- [PROBLEM STATEMENT]
What you give back should be exactly the lines from the one with "Serialize everything readable" through the end of the data, without the pictures.

Website and app data records
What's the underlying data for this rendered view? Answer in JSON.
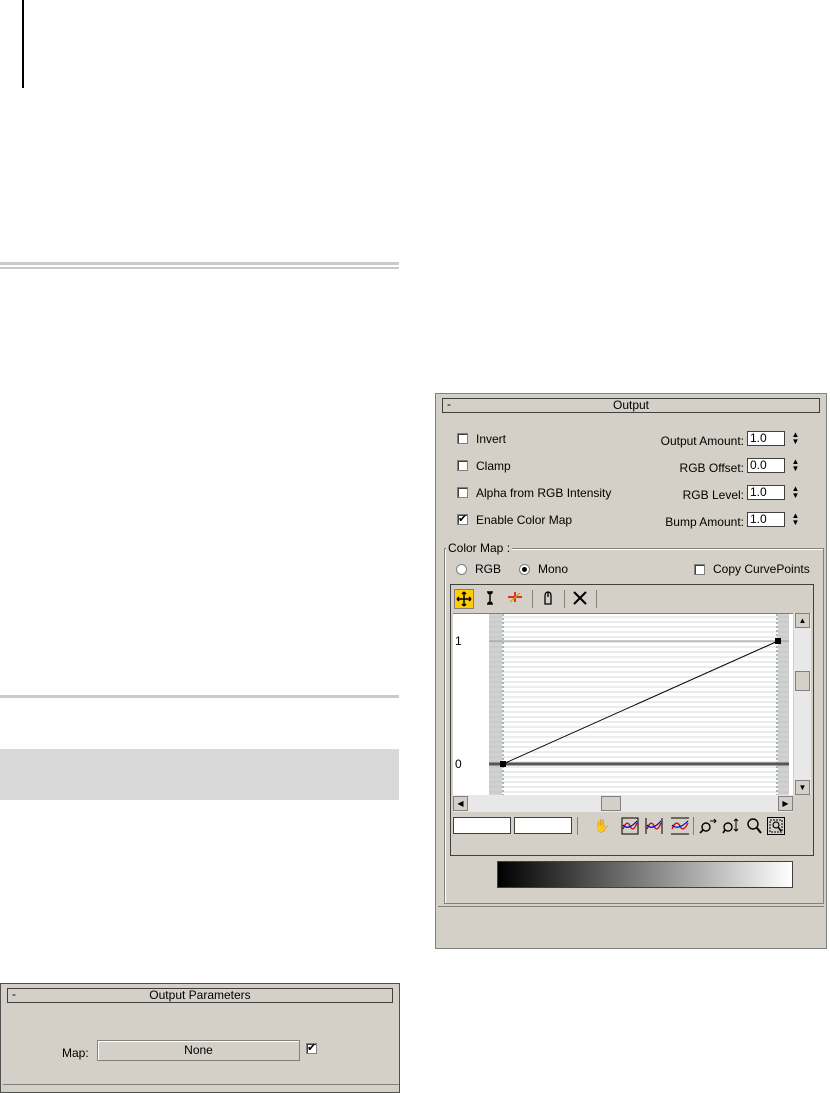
{
  "output_rollout": {
    "title": "Output",
    "collapse_symbol": "-",
    "checkboxes": [
      {
        "label": "Invert",
        "checked": false
      },
      {
        "label": "Clamp",
        "checked": false
      },
      {
        "label": "Alpha from RGB Intensity",
        "checked": false
      },
      {
        "label": "Enable Color Map",
        "checked": true
      }
    ],
    "spinners": [
      {
        "label": "Output Amount:",
        "value": "1.0"
      },
      {
        "label": "RGB Offset:",
        "value": "0.0"
      },
      {
        "label": "RGB Level:",
        "value": "1.0"
      },
      {
        "label": "Bump Amount:",
        "value": "1.0"
      }
    ],
    "color_map": {
      "group_title": "Color Map :",
      "radio_rgb": "RGB",
      "radio_mono": "Mono",
      "selected": "Mono",
      "copy_curve_points_label": "Copy CurvePoints",
      "copy_curve_points_checked": false,
      "y_label_top": "1",
      "y_label_bottom": "0",
      "toolbar_icons": [
        "move-icon",
        "scale-point-icon",
        "add-point-icon",
        "reset-curves-icon",
        "delete-point-icon"
      ],
      "bottom_icons": [
        "pan-icon",
        "zoom-extents-icon",
        "zoom-horizontal-extents-icon",
        "zoom-value-extents-icon",
        "zoom-horizontal-icon",
        "zoom-vertical-icon",
        "zoom-icon",
        "zoom-region-icon"
      ],
      "curve_points": [
        [
          0,
          0
        ],
        [
          1,
          1
        ]
      ],
      "check_mark": "✔"
    }
  },
  "output_parameters": {
    "title": "Output Parameters",
    "collapse_symbol": "-",
    "map_label": "Map:",
    "map_button": "None",
    "map_enabled": true,
    "check_mark": "✔"
  },
  "colors": {
    "panel": "#d4d0c8",
    "highlight": "#ffcc00"
  }
}
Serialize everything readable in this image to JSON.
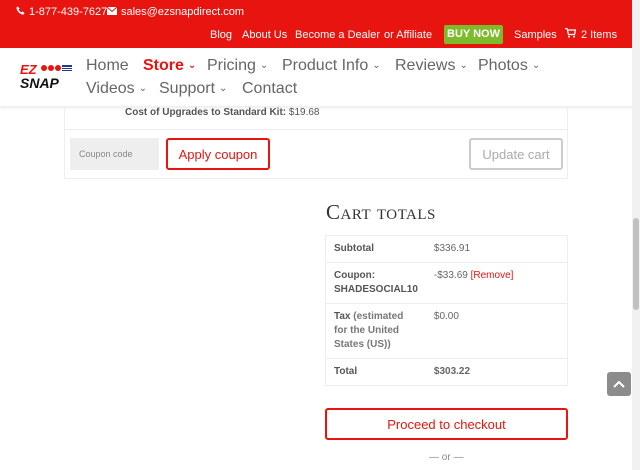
{
  "topbar": {
    "phone": "1-877-439-7627",
    "email": "sales@ezsnapdirect.com",
    "links": [
      "Blog",
      "About Us",
      "Become a Dealer",
      "or Affiliate"
    ],
    "buy_now": "BUY NOW",
    "samples": "Samples",
    "cart_count": "2 Items",
    "bg_color": "#e8140f",
    "buy_color": "#7cbb2a"
  },
  "logo": {
    "text_top": "EZ",
    "text_bottom": "SNAP"
  },
  "nav": {
    "home": "Home",
    "store": "Store",
    "pricing": "Pricing",
    "product_info": "Product Info",
    "reviews": "Reviews",
    "photos": "Photos",
    "videos": "Videos",
    "support": "Support",
    "contact": "Contact"
  },
  "cart": {
    "upgrades_label": "Cost of Upgrades to Standard Kit:",
    "upgrades_value": "$19.68",
    "coupon_placeholder": "Coupon code",
    "apply_coupon": "Apply coupon",
    "update_cart": "Update cart"
  },
  "totals": {
    "title": "Cart totals",
    "subtotal_label": "Subtotal",
    "subtotal_value": "$336.91",
    "coupon_label": "Coupon: SHADESOCIAL10",
    "coupon_value": "-$33.69",
    "remove_label": "[Remove]",
    "tax_label": "Tax",
    "tax_note": "(estimated for the United States (US))",
    "tax_value": "$0.00",
    "total_label": "Total",
    "total_value": "$303.22",
    "checkout": "Proceed to checkout",
    "or": "— or —"
  },
  "icons": {
    "phone": "phone-icon",
    "email": "envelope-icon",
    "cart": "shopping-cart-icon",
    "scroll_top": "chevron-up-icon"
  }
}
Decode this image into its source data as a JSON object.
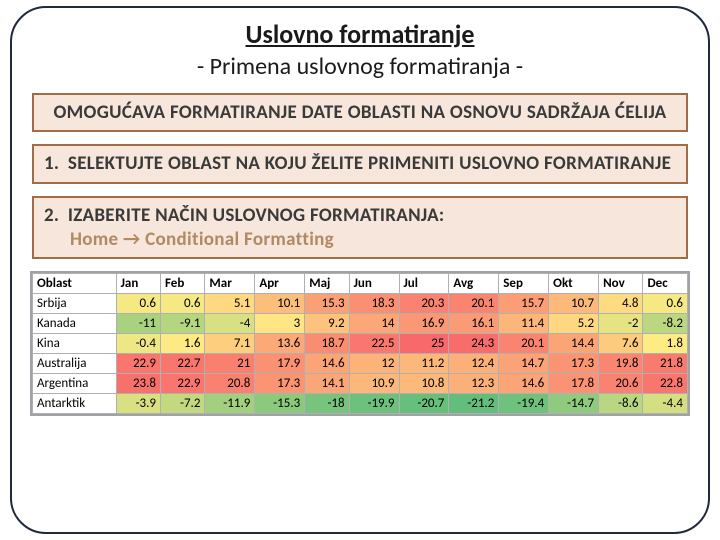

- [EXERCISE ANSWER]
Serialize everything readable in this image to JSON.
{
  "topbar": {
    "phone": "1-877-439-7627",
    "email": "sales@ezsnapdirect.com",
    "links": [
      "Blog",
      "About Us",
      "Become a Dealer",
      "or Affiliate"
    ],
    "buy_now": "BUY NOW",
    "samples": "Samples",
    "cart_count": "2 Items",
    "bg_color": "#e8140f",
    "buy_color": "#7cbb2a"
  },
  "logo": {
    "text_top": "EZ",
    "text_bottom": "SNAP"
  },
  "nav": {
    "home": "Home",
    "store": "Store",
    "pricing": "Pricing",
    "product_info": "Product Info",
    "reviews": "Reviews",
    "photos": "Photos",
    "videos": "Videos",
    "support": "Support",
    "contact": "Contact"
  },
  "cart": {
    "upgrades_label": "Cost of Upgrades to Standard Kit:",
    "upgrades_value": "$19.68",
    "coupon_placeholder": "Coupon code",
    "apply_coupon": "Apply coupon",
    "update_cart": "Update cart"
  },
  "totals": {
    "title": "Cart totals",
    "subtotal_label": "Subtotal",
    "subtotal_value": "$336.91",
    "coupon_label": "Coupon: SHADESOCIAL10",
    "coupon_value": "-$33.69",
    "remove_label": "[Remove]",
    "tax_label": "Tax",
    "tax_note": "(estimated for the United States (US))",
    "tax_value": "$0.00",
    "total_label": "Total",
    "total_value": "$303.22",
    "checkout": "Proceed to checkout",
    "or": "— or —"
  },
  "icons": {
    "phone": "phone-icon",
    "email": "envelope-icon",
    "cart": "shopping-cart-icon",
    "scroll_top": "chevron-up-icon"
  }
}
Decode this image into its source data as a JSON object.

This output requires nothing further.